On Thursday, the Virginia Lottery announced that it was reviewing 25 applications for the minimum four/maximum 12 mobile sports betting permits available under the state’s wagering legislation. The identities of these applicants weren’t disclosed, but the lucky recipients will be selected by January 31, 2021.   

That dirty dozen licensees doesn’t include applications “tied to certain major league sports franchises” that call Virginia home. (Since the state has no such entities at present, do its two NASCAR racetracks count?) It does include applications by the four casinos authorized this spring by voters in the cities of Bristol, Danville, Norfolk and Portsmouth.

As the Lottery previously explained, preference will be given to operators with US market experience (and success), along with applicants’ capacity to generate revenue and new jobs, and which at least attempt to attract investors “that are minority individuals.”

Lottery exec director Kevin Hall said the number of “national and international” betting operators seeking Virginia licenses was a validation of the state’s regulatory regime.

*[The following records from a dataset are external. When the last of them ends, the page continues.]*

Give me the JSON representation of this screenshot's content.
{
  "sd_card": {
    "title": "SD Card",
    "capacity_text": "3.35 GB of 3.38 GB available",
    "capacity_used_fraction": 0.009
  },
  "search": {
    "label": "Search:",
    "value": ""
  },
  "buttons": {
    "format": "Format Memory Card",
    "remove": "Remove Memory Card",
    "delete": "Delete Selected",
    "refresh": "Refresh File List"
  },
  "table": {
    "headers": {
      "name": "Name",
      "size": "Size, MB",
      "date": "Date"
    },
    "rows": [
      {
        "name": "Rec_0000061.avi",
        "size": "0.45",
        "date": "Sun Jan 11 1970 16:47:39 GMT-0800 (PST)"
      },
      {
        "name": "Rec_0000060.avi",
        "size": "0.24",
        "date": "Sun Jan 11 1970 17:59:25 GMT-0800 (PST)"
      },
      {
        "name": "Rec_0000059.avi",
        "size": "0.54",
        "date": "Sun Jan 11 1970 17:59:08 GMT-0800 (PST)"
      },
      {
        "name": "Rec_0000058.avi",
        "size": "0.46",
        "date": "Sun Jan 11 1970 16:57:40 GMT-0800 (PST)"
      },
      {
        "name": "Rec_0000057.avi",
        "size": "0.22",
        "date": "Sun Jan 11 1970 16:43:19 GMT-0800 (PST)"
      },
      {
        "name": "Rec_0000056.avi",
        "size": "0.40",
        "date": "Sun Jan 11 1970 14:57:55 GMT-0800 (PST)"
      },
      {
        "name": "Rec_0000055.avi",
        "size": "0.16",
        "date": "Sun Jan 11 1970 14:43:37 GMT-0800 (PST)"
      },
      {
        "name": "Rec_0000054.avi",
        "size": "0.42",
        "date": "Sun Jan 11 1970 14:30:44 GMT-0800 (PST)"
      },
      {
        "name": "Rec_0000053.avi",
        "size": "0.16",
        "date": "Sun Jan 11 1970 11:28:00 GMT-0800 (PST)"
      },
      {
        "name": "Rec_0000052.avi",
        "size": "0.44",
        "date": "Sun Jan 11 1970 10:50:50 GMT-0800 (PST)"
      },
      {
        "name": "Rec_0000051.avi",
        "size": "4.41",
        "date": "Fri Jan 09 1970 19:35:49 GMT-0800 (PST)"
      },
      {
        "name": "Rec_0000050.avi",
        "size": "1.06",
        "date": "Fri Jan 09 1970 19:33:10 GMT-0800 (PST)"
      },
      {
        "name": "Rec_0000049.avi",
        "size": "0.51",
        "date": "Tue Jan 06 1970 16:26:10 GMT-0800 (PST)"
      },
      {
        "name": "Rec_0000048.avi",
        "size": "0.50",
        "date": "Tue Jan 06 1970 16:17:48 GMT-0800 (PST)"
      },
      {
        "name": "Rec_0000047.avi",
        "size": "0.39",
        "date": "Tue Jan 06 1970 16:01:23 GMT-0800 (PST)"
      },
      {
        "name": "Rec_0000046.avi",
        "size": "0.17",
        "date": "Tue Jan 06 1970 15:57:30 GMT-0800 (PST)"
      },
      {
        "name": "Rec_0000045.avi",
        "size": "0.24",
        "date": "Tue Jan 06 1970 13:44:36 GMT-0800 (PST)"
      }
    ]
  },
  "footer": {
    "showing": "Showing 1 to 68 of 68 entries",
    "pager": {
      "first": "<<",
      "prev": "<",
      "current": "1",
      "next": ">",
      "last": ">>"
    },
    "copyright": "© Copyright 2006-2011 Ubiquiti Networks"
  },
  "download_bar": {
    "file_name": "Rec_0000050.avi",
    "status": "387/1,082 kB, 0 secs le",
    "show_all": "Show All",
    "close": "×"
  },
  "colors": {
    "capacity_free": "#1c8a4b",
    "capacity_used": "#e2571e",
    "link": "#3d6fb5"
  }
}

Betting licensees will pay a $250k upfront fee, another $200k at the end of three years, plus 15% tax on betting revenue.


Further up the eastern seaboard, two of Massachusetts’ three casino operators are lobbying state legislators to restrict sports betting permits to land-based casino licensees, although they appear willing to leave the door ajar for the Boston-based DraftKings.

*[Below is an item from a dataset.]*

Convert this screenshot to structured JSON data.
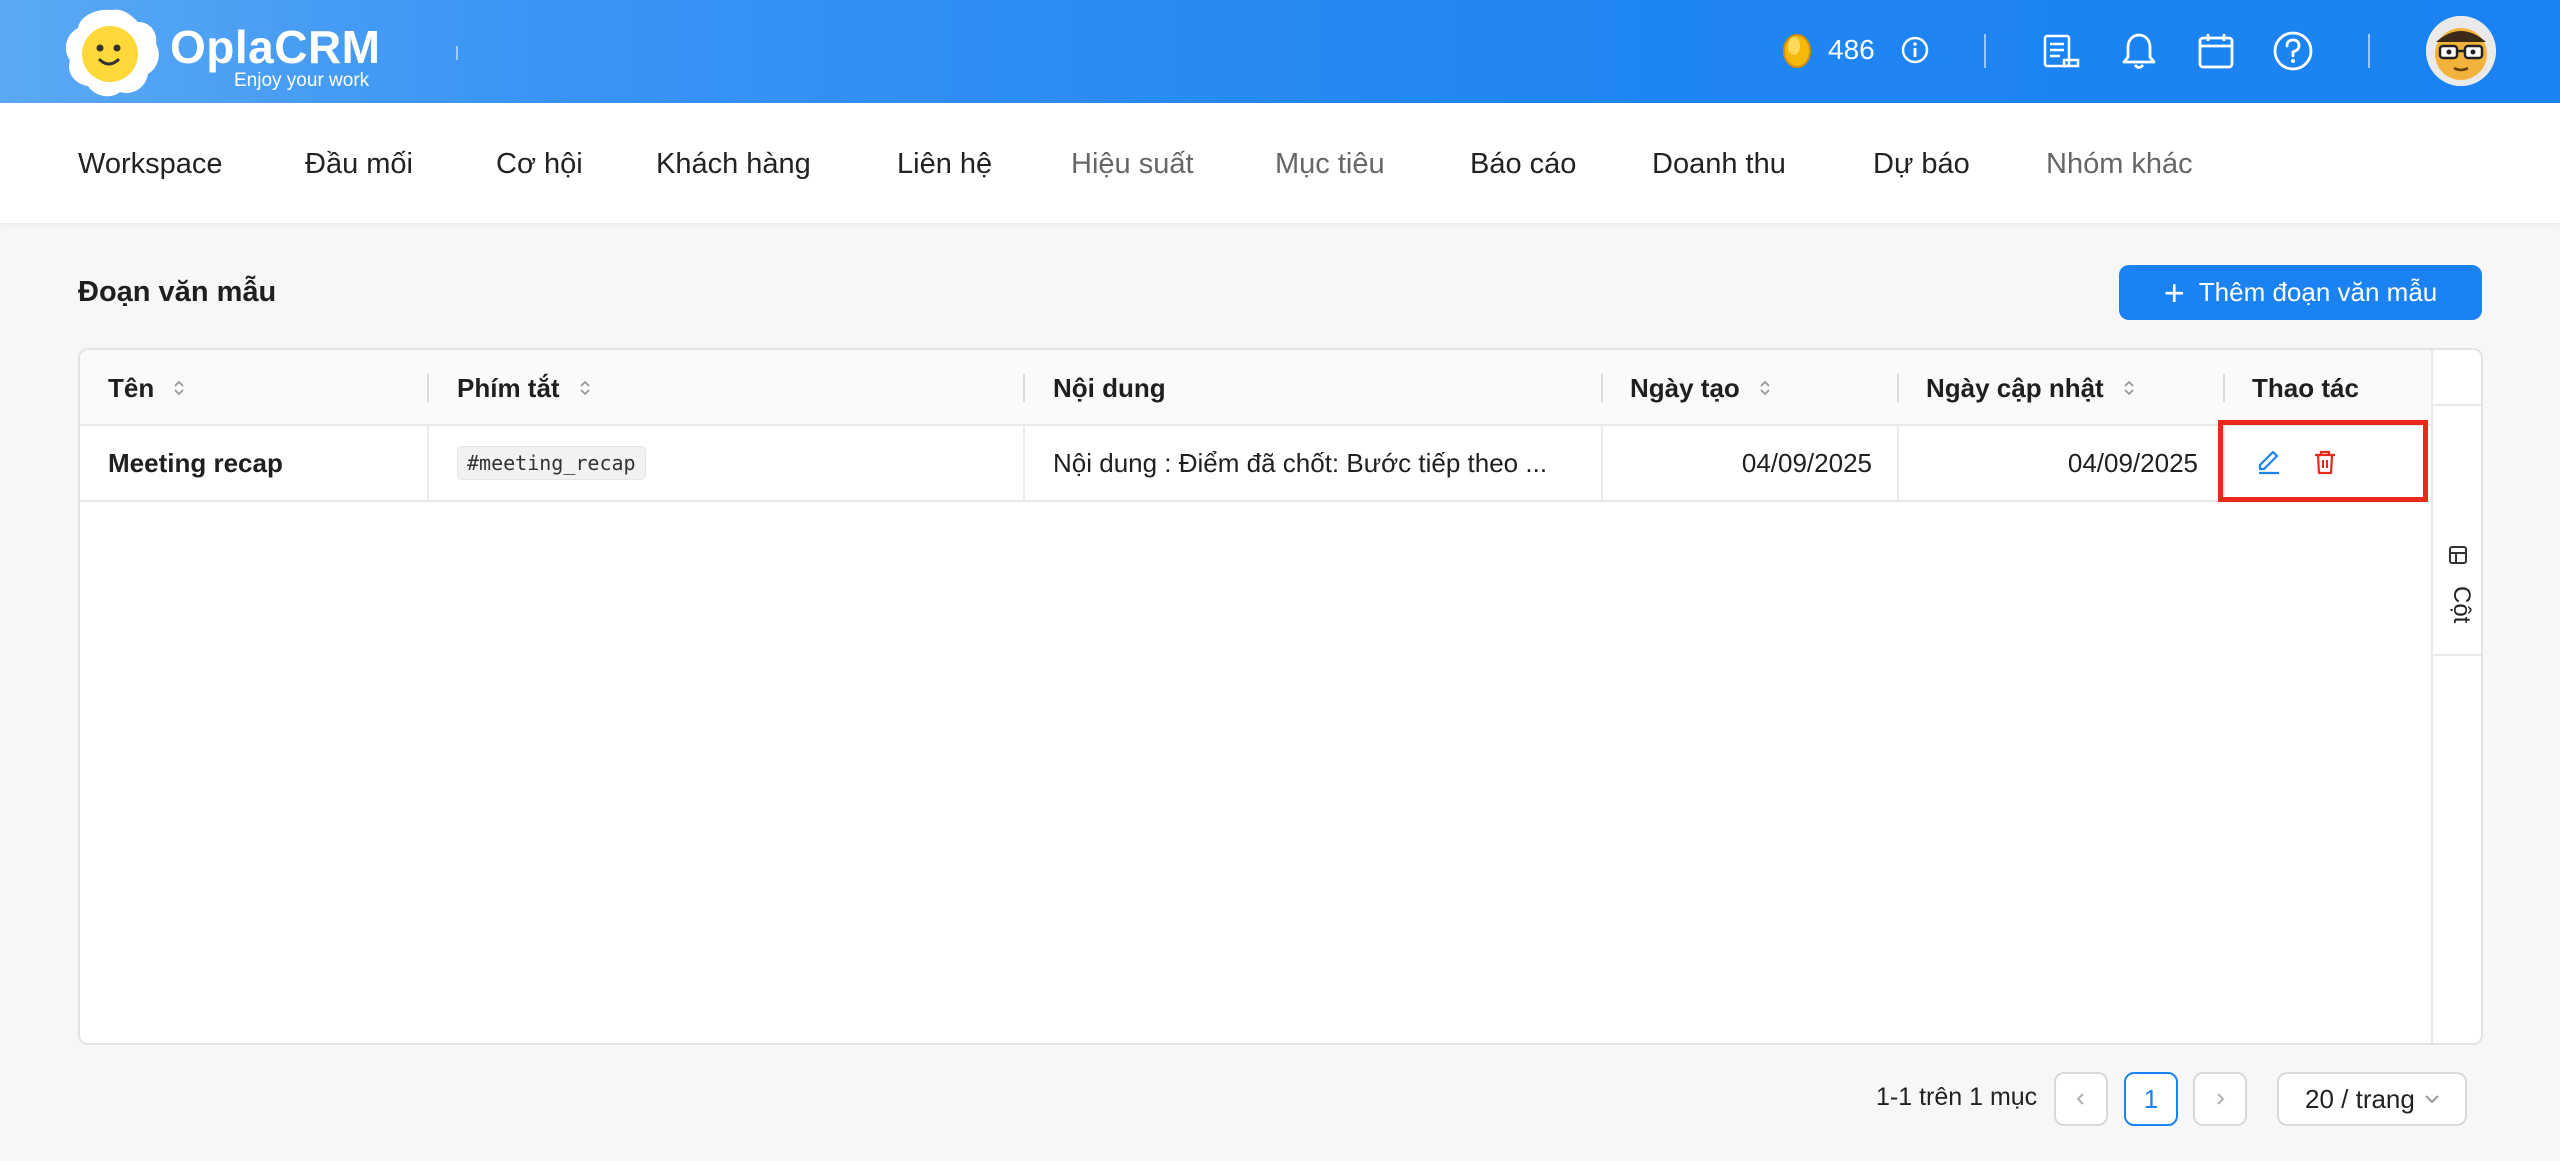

Local media reported that Penn National Gaming and Wynn Resorts, which respectively operate Plainridge Park Casino and Encore Boston Harbor, wrote lawmakers last month, claiming that companies which “make actual investments in Massachusetts, assume legitimate risk and incur costs” should be the only ones to offer betting.

Similarly, “automatic windfalls in industries or interests which assume no new costs, risks or obligations … are not only harmful to the gaming industry’s interests but even more so to the overall public interest.”

That said, the two casinos say they might not object to legislators authorizing a single online-only license to an operator “headquartered in Massachusetts and has a majority of their employees located in the Commonwealth.”

The debate is currently moot, as the state’s latest betting legalization effort came to naught this summer and the sand is rapidly running out of the current legislative hourglass, likely leaving this subject an open wound until 2021.